Get access to everything we publish when you sign up for Outside+.
Could the mustachioed Dane pull a similar heist in the elite men’s world championship road race later this month in Leuven? He’s hoping so.
“I am very excited, it’s a good course for me this year,” Cort said during the Vuelta. “It’s a hard, hilly course, and I think we will have a great Danish team.”
- Five moments that made the Vuelta
- Magnus Cort wins the Vuelta treble
- Quinn Simmons chasing win and form at Vuelta
Cort, 28, came into his own during this season. Already a consistent winner, he emerged from the Vuelta as one of the most strongest and aggressive riders in the race. So much so, he won the most aggressive prize at the Spanish grand tour.
Up next? The elite men’s road world championships on September 26 on a climb-riddled course that, at least on paper, could be ideal for his unique blend of climbing legs with a lethal finishing sprint.
Renowned for his daring breakaway exploits, Cort isn’t known for his one-day racing acumen. But for the worlds, especially when the race is 268km, it’s more about the legs and staying power than any tactical or one-day racing expertise.
“I have won one-day race in Almería,” he said with a smile. “I wouldn’t mind winning another one-day race.”
Danes will be among leading favorites
The Danes should have a very solid team for what’s expected to be a clash of the classics titans in Belgium.
Though the final selection has not yet been revealed, it is expected that Cort will join Kasper Asgreen and 2019 world champion Mads Pedersen, with Michel Valgreen and Mikkel Honoré round out the team.
Asgreen, winner of Tour of Flanders this year, will be a top favorite as well, giving the Danes multiple cards to play.
“We will have five riders selected, and no matter who is there, we have a competitive team,” Cort said. “The classics style of riders will go well there, like the riders who win at Flanders or Amstel Gold Race.”
Or, at least Cort is hoping, the Vuelta as well.
A scan down the results sheets, however, does not bode well for Cort, at least statistically.
In three previous world championships, he twice finished 29th and did not finish in 2019, when compatriot Pedersen won in the cold, miserable weather in Yorkshire.
Among his track record in the monuments, he’s only finished in the top-10 once in 16 starts, and that came in the 2018 Milano-Sanremo with eighth. He was 20th in Tour of Flanders that year, hinting that he can handle the unrelenting bergs of Belgium.
“I haven’t been on the course myself.
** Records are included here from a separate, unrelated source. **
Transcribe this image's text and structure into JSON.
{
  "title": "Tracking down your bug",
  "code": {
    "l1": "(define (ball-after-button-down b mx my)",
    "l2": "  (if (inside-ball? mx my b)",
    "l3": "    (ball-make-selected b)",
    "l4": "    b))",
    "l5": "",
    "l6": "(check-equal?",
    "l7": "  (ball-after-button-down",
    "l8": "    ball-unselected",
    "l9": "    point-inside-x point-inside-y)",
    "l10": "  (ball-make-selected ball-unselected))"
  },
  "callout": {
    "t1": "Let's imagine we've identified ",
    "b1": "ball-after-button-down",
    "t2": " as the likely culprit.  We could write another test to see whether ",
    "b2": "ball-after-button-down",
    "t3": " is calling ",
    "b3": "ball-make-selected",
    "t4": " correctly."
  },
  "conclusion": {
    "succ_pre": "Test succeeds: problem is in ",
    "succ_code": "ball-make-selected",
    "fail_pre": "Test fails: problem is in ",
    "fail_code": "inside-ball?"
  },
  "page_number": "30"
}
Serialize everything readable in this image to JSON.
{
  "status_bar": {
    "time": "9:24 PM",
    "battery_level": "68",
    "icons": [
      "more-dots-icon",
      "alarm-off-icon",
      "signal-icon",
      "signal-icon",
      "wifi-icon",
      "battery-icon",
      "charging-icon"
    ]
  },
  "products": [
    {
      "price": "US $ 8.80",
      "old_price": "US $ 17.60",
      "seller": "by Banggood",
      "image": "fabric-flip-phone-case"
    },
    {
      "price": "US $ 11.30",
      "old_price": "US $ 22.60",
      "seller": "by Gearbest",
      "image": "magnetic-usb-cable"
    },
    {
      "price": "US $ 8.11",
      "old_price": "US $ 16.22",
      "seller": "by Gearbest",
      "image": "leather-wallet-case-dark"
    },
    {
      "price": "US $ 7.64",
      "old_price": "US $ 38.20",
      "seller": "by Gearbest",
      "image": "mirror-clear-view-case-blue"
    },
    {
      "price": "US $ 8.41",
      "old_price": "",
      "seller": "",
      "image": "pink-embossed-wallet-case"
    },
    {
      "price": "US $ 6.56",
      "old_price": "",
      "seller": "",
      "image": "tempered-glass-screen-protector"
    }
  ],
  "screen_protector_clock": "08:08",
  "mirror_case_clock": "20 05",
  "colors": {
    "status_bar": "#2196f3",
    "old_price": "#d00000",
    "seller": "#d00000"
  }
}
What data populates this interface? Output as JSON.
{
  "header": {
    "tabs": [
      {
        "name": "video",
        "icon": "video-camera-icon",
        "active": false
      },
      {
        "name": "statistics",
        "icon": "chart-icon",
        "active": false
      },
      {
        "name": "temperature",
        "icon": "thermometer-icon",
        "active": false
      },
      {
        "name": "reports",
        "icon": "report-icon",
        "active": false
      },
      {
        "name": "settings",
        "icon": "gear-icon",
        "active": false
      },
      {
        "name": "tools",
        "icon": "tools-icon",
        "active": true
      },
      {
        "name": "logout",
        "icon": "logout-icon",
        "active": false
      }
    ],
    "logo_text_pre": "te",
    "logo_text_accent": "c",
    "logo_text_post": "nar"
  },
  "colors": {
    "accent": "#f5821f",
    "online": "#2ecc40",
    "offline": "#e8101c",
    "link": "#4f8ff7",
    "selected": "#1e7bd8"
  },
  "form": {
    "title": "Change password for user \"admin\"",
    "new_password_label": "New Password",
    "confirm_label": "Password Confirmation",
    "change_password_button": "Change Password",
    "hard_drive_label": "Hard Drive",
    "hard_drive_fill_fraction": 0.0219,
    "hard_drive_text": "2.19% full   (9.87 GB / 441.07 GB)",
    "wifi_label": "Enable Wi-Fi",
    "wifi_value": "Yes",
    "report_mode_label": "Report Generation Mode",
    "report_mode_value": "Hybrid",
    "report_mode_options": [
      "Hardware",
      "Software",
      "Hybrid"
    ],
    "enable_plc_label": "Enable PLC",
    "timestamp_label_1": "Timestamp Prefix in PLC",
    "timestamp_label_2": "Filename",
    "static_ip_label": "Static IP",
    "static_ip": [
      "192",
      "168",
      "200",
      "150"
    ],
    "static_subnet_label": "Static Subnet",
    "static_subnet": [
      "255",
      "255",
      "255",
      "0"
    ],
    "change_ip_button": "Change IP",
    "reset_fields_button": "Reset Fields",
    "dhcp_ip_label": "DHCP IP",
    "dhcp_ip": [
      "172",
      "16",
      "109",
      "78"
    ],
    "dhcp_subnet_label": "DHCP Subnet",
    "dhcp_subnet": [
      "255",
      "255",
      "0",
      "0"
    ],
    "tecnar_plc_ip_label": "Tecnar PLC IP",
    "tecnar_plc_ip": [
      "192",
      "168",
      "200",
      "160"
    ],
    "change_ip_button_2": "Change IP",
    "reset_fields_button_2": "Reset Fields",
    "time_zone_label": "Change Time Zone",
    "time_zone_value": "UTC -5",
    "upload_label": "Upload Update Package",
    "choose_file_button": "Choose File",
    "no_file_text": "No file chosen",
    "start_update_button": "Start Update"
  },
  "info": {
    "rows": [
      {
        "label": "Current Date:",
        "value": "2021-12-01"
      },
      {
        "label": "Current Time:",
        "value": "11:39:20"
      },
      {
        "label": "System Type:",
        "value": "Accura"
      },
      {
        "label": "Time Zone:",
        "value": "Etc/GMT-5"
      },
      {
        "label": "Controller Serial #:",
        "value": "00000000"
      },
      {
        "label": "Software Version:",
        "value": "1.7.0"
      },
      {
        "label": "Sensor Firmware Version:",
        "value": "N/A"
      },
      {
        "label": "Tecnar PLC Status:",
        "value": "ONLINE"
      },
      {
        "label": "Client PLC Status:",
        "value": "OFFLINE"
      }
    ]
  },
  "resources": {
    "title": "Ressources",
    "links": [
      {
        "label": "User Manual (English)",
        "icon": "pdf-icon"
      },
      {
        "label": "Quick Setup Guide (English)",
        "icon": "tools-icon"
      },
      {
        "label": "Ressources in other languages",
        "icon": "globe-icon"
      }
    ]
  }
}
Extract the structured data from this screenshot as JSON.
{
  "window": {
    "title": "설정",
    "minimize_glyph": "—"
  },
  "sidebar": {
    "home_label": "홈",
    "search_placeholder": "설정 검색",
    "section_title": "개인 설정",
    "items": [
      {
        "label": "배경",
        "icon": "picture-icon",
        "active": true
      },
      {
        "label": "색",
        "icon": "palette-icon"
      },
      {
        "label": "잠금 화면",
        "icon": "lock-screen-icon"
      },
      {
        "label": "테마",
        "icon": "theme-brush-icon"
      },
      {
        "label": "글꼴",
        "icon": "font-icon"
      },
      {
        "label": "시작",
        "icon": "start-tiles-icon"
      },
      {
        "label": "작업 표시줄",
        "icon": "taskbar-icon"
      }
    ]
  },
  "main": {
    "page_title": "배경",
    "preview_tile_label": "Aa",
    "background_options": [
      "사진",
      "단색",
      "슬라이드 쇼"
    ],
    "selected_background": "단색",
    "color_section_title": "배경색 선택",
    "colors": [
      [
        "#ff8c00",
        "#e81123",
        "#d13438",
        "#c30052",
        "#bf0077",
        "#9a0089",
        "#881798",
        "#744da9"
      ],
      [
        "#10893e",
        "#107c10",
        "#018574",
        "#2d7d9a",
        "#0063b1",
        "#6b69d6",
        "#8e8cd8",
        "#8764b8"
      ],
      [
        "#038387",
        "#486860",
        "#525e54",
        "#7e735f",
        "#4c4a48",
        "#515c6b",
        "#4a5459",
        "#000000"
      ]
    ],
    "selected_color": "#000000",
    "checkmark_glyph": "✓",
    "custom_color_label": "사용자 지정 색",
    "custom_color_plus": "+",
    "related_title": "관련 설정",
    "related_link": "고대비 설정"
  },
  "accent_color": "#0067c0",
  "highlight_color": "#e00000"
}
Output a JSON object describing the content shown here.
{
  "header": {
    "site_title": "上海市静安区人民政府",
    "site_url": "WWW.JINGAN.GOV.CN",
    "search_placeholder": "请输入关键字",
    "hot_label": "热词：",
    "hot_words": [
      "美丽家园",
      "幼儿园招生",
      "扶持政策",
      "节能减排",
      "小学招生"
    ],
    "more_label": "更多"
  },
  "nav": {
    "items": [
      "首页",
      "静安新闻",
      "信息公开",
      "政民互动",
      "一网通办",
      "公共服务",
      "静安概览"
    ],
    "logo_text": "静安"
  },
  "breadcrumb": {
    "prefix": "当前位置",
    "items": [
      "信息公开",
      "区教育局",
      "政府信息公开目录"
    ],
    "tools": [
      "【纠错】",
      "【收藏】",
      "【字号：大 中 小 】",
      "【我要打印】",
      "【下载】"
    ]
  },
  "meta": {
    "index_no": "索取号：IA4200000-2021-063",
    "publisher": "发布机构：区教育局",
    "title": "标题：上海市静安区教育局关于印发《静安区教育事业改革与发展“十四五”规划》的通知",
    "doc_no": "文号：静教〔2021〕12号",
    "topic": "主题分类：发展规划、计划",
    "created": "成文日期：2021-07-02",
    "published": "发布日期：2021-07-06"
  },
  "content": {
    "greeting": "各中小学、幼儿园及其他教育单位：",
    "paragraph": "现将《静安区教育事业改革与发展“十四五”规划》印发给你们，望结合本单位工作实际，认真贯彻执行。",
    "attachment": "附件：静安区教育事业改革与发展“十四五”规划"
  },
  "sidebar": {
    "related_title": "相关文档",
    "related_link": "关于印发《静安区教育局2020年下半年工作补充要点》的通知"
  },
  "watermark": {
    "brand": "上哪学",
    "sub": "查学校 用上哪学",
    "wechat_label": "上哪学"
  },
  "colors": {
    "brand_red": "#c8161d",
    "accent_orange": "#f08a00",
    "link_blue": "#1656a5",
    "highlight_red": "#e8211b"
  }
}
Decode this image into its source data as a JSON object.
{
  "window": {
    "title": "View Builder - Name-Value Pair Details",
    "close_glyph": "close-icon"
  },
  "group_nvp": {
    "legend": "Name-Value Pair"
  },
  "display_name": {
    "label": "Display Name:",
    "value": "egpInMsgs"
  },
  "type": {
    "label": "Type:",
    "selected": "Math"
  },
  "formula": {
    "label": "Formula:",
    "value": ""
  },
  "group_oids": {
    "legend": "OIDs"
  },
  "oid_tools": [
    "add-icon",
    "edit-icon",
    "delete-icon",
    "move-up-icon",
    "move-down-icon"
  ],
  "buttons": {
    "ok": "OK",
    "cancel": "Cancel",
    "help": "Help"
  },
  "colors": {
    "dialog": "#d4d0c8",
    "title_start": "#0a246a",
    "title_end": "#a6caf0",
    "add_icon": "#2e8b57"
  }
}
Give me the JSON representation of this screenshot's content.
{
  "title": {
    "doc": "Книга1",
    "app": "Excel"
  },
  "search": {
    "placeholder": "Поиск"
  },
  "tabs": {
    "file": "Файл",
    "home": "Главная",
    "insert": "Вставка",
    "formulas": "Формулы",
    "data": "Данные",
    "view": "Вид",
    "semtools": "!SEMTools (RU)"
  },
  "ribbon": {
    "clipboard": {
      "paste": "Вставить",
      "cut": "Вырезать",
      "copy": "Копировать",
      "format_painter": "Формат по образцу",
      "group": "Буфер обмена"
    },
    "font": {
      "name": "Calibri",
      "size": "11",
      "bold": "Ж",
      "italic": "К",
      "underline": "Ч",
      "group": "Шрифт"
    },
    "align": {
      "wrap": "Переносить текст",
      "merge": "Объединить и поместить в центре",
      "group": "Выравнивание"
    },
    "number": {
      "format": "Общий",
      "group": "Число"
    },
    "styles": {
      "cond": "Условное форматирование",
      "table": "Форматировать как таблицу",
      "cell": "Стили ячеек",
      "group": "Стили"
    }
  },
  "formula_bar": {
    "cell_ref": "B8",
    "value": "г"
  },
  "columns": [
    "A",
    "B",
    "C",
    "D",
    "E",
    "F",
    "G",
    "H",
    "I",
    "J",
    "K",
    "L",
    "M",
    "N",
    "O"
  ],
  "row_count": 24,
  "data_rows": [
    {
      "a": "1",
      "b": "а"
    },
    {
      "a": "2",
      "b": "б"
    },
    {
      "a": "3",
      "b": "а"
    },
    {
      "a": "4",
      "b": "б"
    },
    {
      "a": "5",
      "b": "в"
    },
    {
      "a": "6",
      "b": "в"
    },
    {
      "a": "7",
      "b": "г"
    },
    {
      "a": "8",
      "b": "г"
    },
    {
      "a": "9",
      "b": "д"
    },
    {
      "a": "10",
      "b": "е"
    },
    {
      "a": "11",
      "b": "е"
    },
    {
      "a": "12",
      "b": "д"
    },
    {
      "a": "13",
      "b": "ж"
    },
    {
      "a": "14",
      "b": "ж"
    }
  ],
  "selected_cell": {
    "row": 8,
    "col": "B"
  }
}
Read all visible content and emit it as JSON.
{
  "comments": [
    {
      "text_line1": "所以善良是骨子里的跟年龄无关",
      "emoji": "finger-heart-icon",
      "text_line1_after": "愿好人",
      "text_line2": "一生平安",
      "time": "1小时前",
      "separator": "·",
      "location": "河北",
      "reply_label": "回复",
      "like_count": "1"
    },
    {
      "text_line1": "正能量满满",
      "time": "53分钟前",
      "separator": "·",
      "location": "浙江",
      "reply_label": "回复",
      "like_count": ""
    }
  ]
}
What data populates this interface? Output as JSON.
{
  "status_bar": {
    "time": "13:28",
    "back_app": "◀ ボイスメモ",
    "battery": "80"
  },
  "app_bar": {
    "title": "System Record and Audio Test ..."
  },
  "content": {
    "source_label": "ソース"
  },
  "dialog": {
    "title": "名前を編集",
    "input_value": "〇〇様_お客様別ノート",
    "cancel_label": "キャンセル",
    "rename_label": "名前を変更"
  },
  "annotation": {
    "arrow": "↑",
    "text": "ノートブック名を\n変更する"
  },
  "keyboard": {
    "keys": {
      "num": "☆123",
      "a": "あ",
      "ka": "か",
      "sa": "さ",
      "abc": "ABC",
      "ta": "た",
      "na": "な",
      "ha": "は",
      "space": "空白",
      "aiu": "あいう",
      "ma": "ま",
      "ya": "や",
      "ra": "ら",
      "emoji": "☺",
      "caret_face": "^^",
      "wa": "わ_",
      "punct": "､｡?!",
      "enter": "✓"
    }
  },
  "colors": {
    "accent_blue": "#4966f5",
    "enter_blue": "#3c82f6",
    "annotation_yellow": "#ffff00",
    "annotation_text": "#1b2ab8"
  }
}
The national coach did it already, but it will be a hard one,” Cort said. “It will be a classics style of racing, with narrow roads, and you will need to have good legs to have any chance.”
Another race of reference is Brabantse Pijl, a course that covers some similar terrain to the finishing circuit in Leuven, which he raced this year for the first time. His result? 108th.
Some are also comparing it to Amstel Gold Race, with its endless corners and loops, but Cort’s only raced there once as well, finishing 39th this spring.
So why confident?
It’s his legs, and they’re whirring right now.
“I have had a great Vuelta and I have good legs coming out of the race,” he said. “So let’s see.”
‘Pulling a De Gendt’ during the Vuelta breakaways
Cort was among the strongest riders in the Vuelta, winning three stages in breakaways, finishing second in the final time trial, and nearly winning the brutally steep finale at Jaén de Valdepeñas, only to get swept up in the closing 150m.
His first victory came in Cullera and its steep, uphill finale, where he fended off Primož Roglič for the stage win. Roglič would get one back, besting Cort in the final TT in Santiago de Compostela in the Vuelta’s final stage.
Cort won his second stage in a stinking hot stage into Córdoba, where a pair of steep climbs separated the pure sprinters, and he won out of a reduced GC bunch. His hat-trick came in stage 19, winning again out of a breakaway, with EF Education-Nippo teammate Lawson Craddock cheering as he watched Cort blast to victory as part of a seven-rider breakaway.
“The Vuelta really changed for me when Hugh went home,” he said. “After that, we had freedom to attack and to try to win stages, so I just went for it.”
Hugh Carthy, who started as the team’s protected leader, abandoned in stage 7, a day after Cort’s first stage win. With the GC responsibilities lifted off his shoulders, Cort took flight.
As a result of his shining Vuelta, Cort won the “most aggressive rider” prize and a trip to the final podium in Santiago de Compostela.
“I am very happy to get that prize,” Cort said. “I really loved to race aggressively in this Vuelta, and I am very proud to receive the nomination as the most aggressive rider.”
If Cort is as aggressive and strong in Leuven, anything could happen.